The greatest challenge in our society is because of that availability of training — we can rush processes that are essential for development.

You Will Want to Quit Ministry

You Will Want to Quit Ministry

Two weeks prior to my college graduation I had my first-job lined up as a youth pastor at a church in Central Louisiana. I was excited and ready to change the world.

In mentioning this to a co-worker, he scooted his chair near mine: "Matt, I'm telling you. You will always want to way to quit ministry."

The backstory to this comment was unfortunate. My co-worker previously held a ministry position and after years quit. This was the first time he shared his transparent story with me, but full of zeal, I brushed off his comments. I knew there was no way I would ever have those feelings. 

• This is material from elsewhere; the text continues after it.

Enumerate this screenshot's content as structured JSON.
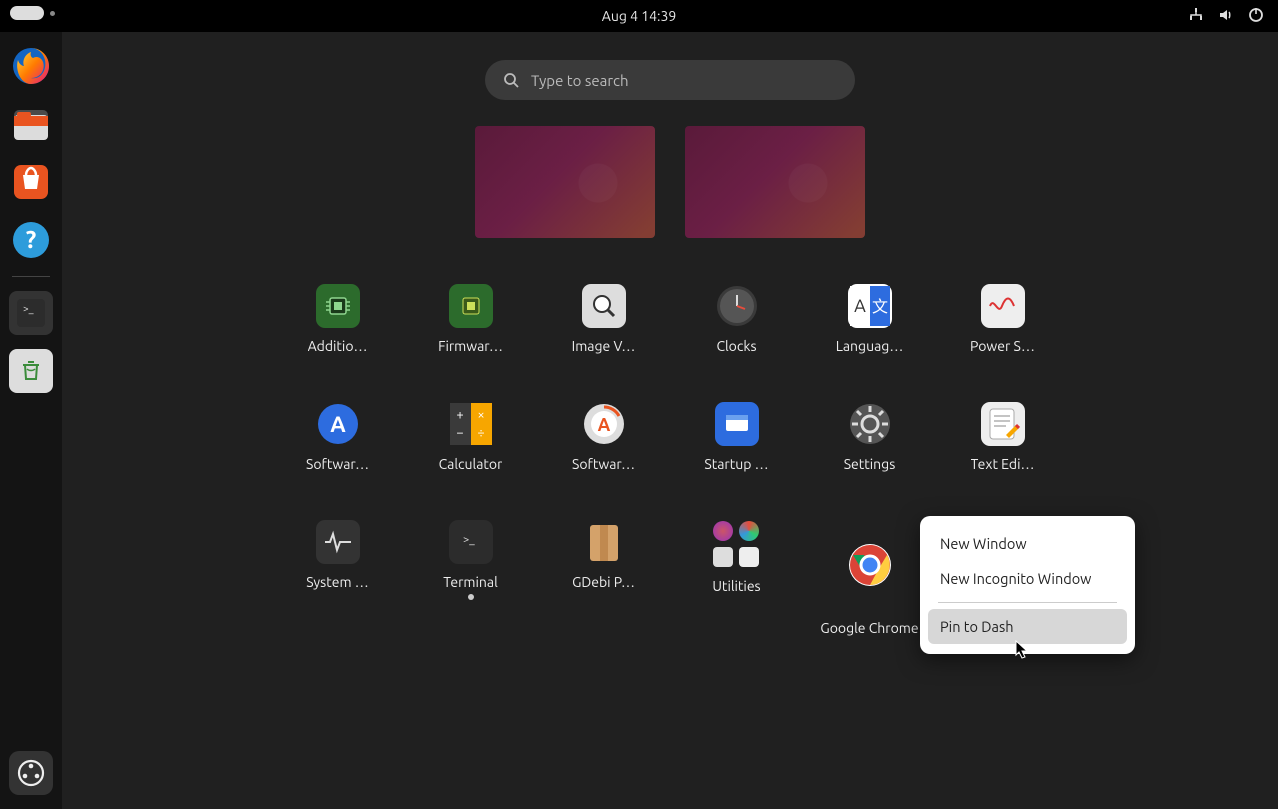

Five short months later I contemplated everything. I was barely surviving financially, the youth group was stagnant, and my peers I graduated with were loving life in their big jobs in their big cities. I wanted to quit.

Maybe my co-worker was right? 

Next month will mark five years of ministry for my wife and I. We don't have it all figured out as people still give us crazy eyes when we say we are both 26-years-old -- but in five years, we've had some beyond unique experiences.

You're going to read about my inner battles. Kayla had those too. She could equally write her own lessons as we both traveled a long journey in a short time. But, the one constant of Kayla was her rock solid relationship with Jesus. She never wanted to quit serving Him or His church. She was our strength, so while I lashed out and went on a spiritual hiatus, she was the constant voice and person on the other side.

I'm going to take you through my perspective and battles of each year. Hindsight is so valuable. I'd love to go back to May 2012, shake myself, and move my mindset to present day. It's my hope that this blog offers a perspective for a young leader (and someone leading young leaders) of my struggles and conclusions.

It's my hope you can identify one of these "wanting to quit" moments and obtain a self-aware nature to change before it's too late. Also, be aware that I've not arrived (nor will I ever). I'll look back to 2017 in five years and laugh again, but perspective is key for others to share in seasons of life.

So, let's jump in!